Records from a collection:
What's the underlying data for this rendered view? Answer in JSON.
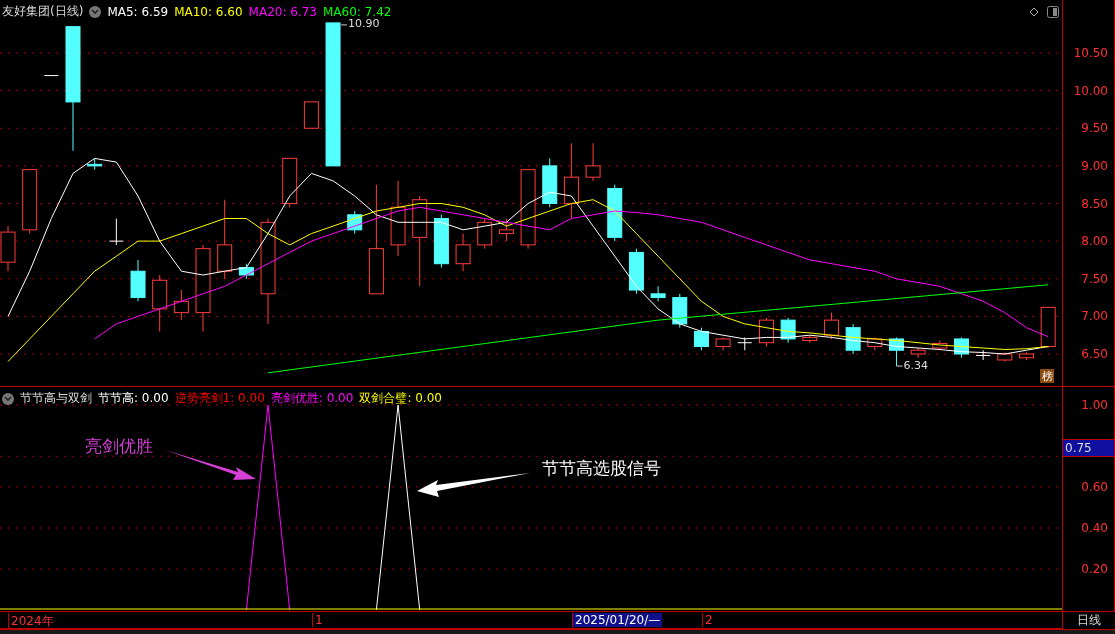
{
  "main_chart": {
    "title": "友好集团(日线)",
    "legend": [
      {
        "label": "MA5: 6.59",
        "color": "#ffffff"
      },
      {
        "label": "MA10: 6.60",
        "color": "#ffff00"
      },
      {
        "label": "MA20: 6.73",
        "color": "#ff00ff"
      },
      {
        "label": "MA60: 7.42",
        "color": "#00ff00"
      }
    ],
    "high_label": "10.90",
    "low_label": "6.34",
    "badge": "榜",
    "y_ticks": [
      "10.50",
      "10.00",
      "9.50",
      "9.00",
      "8.50",
      "8.00",
      "7.50",
      "7.00",
      "6.50"
    ]
  },
  "indicator": {
    "title": "节节高与双剑",
    "legend": [
      {
        "label": "节节高: 0.00",
        "color": "#ffffff"
      },
      {
        "label": "逆势亮剑1: 0.00",
        "color": "#ff0000"
      },
      {
        "label": "亮剑优胜: 0.00",
        "color": "#ff00ff"
      },
      {
        "label": "双剑合璧: 0.00",
        "color": "#ffff00"
      }
    ],
    "annotations": [
      {
        "text": "亮剑优胜",
        "color": "#d63fd6"
      },
      {
        "text": "节节高选股信号",
        "color": "#ffffff"
      }
    ],
    "cursor_value": "0.75",
    "y_ticks": [
      "1.00",
      "0.60",
      "0.40",
      "0.20"
    ]
  },
  "date_axis": [
    {
      "label": "2024年",
      "highlighted": false
    },
    {
      "label": "1",
      "highlighted": false
    },
    {
      "label": "2025/01/20/—",
      "highlighted": true
    },
    {
      "label": "2",
      "highlighted": false
    }
  ],
  "period_label": "日线"
}
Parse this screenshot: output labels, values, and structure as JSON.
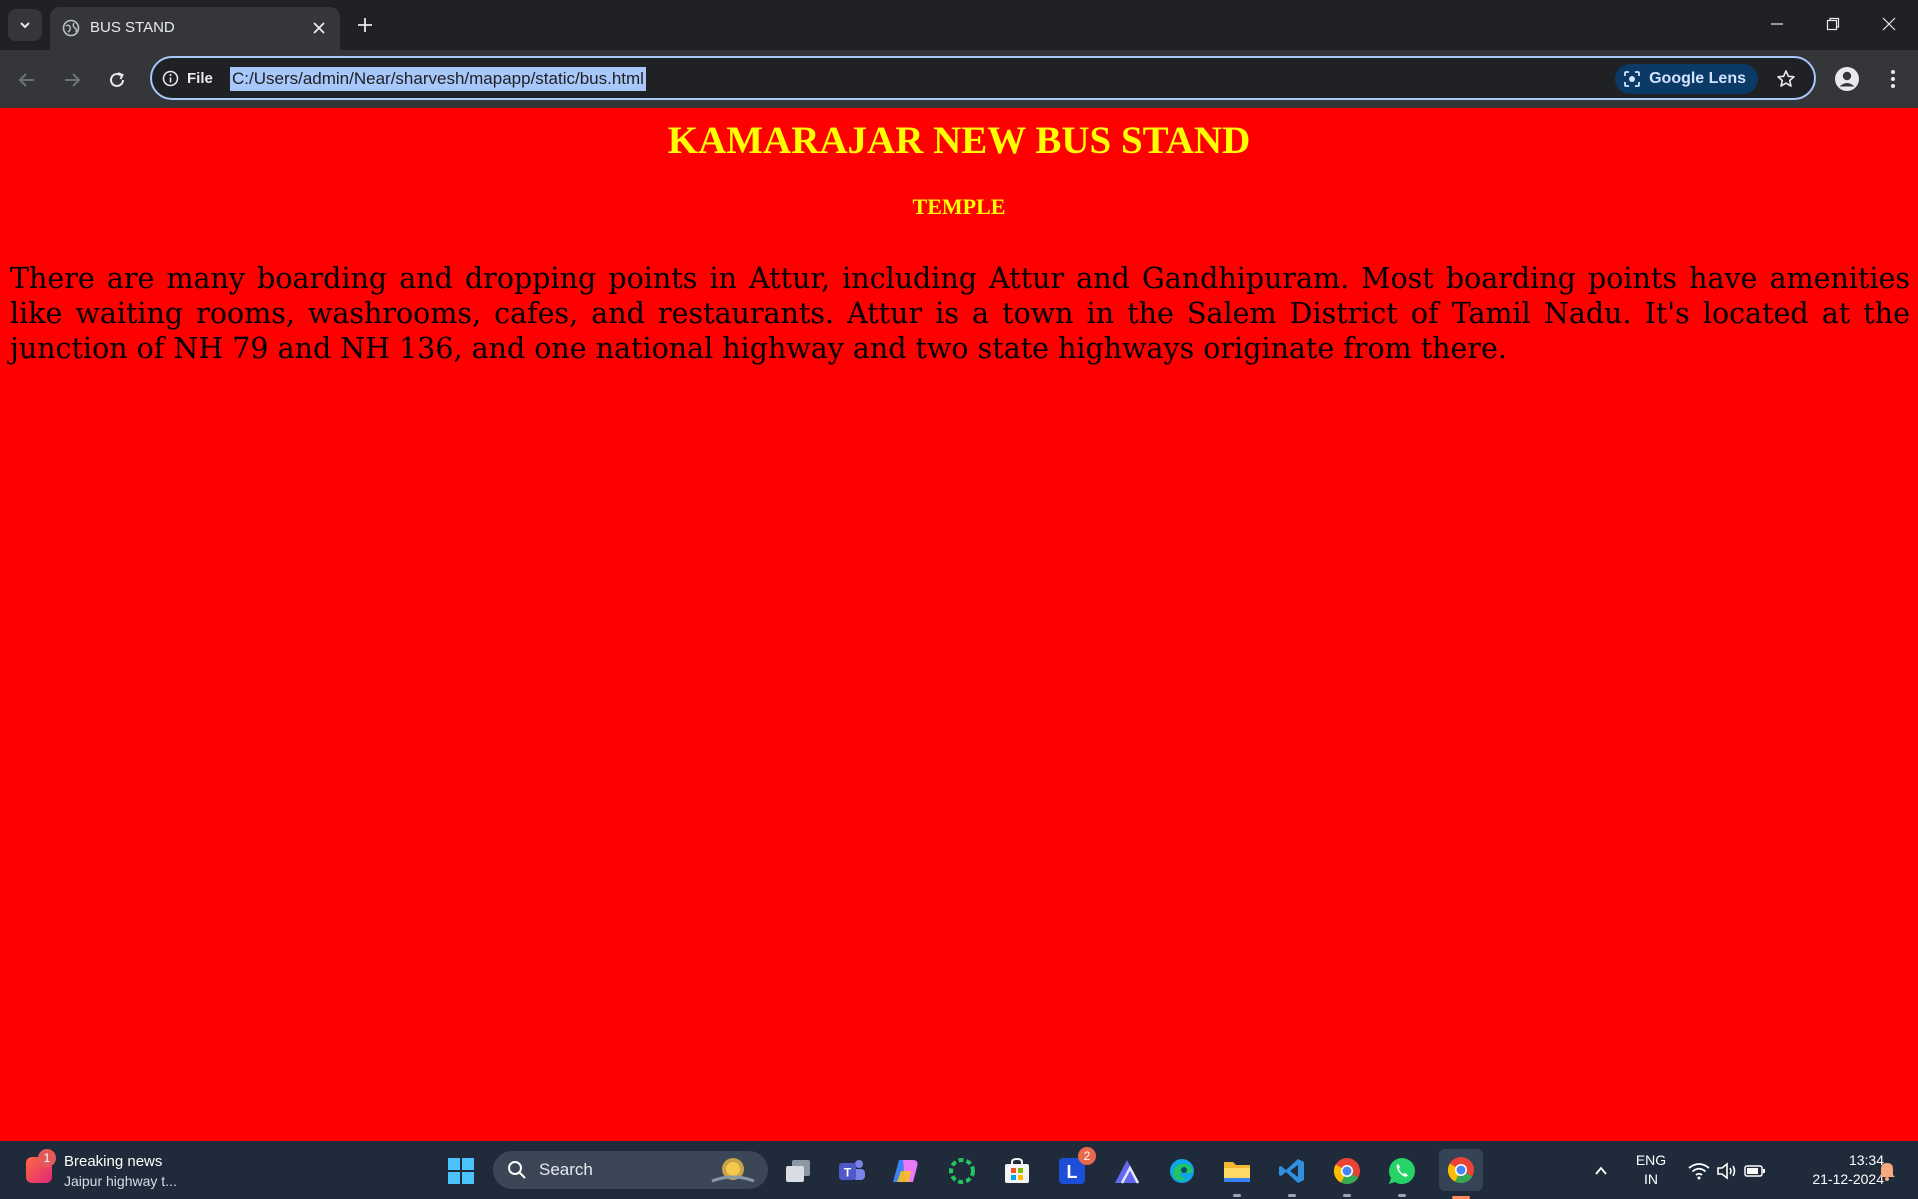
{
  "browser": {
    "tab": {
      "title": "BUS STAND"
    },
    "address_bar": {
      "scheme_label": "File",
      "url": "C:/Users/admin/Near/sharvesh/mapapp/static/bus.html",
      "lens_label": "Google Lens"
    }
  },
  "page": {
    "title": "KAMARAJAR NEW BUS STAND",
    "subtitle": "TEMPLE",
    "paragraph": "There are many boarding and dropping points in Attur, including Attur and Gandhipuram. Most boarding points have amenities like waiting rooms, washrooms, cafes, and restaurants. Attur is a town in the Salem District of Tamil Nadu. It's located at the junction of NH 79 and NH 136, and one national highway and two state highways originate from there.",
    "background_color": "#ff0000",
    "heading_color": "#ffff00",
    "text_color": "#000000"
  },
  "taskbar": {
    "news": {
      "title": "Breaking news",
      "subtitle": "Jaipur highway t...",
      "badge": "1"
    },
    "search_label": "Search",
    "pinned": [
      {
        "icon": "start-icon"
      },
      {
        "icon": "task-view-icon"
      },
      {
        "icon": "teams-icon"
      },
      {
        "icon": "copilot-icon"
      },
      {
        "icon": "circular-app-icon"
      },
      {
        "icon": "store-icon"
      },
      {
        "icon": "l-app-icon",
        "badge": "2"
      },
      {
        "icon": "mountain-app-icon"
      },
      {
        "icon": "edge-icon"
      },
      {
        "icon": "file-explorer-icon"
      },
      {
        "icon": "vscode-icon"
      },
      {
        "icon": "chrome-icon"
      },
      {
        "icon": "whatsapp-icon"
      },
      {
        "icon": "chrome-active-icon"
      }
    ],
    "tray": {
      "language_line1": "ENG",
      "language_line2": "IN",
      "time": "13:34",
      "date": "21-12-2024"
    }
  }
}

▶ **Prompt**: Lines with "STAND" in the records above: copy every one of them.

▶ **Answer box**:
      "title": "BUS STAND"
    "title": "KAMARAJAR NEW BUS STAND",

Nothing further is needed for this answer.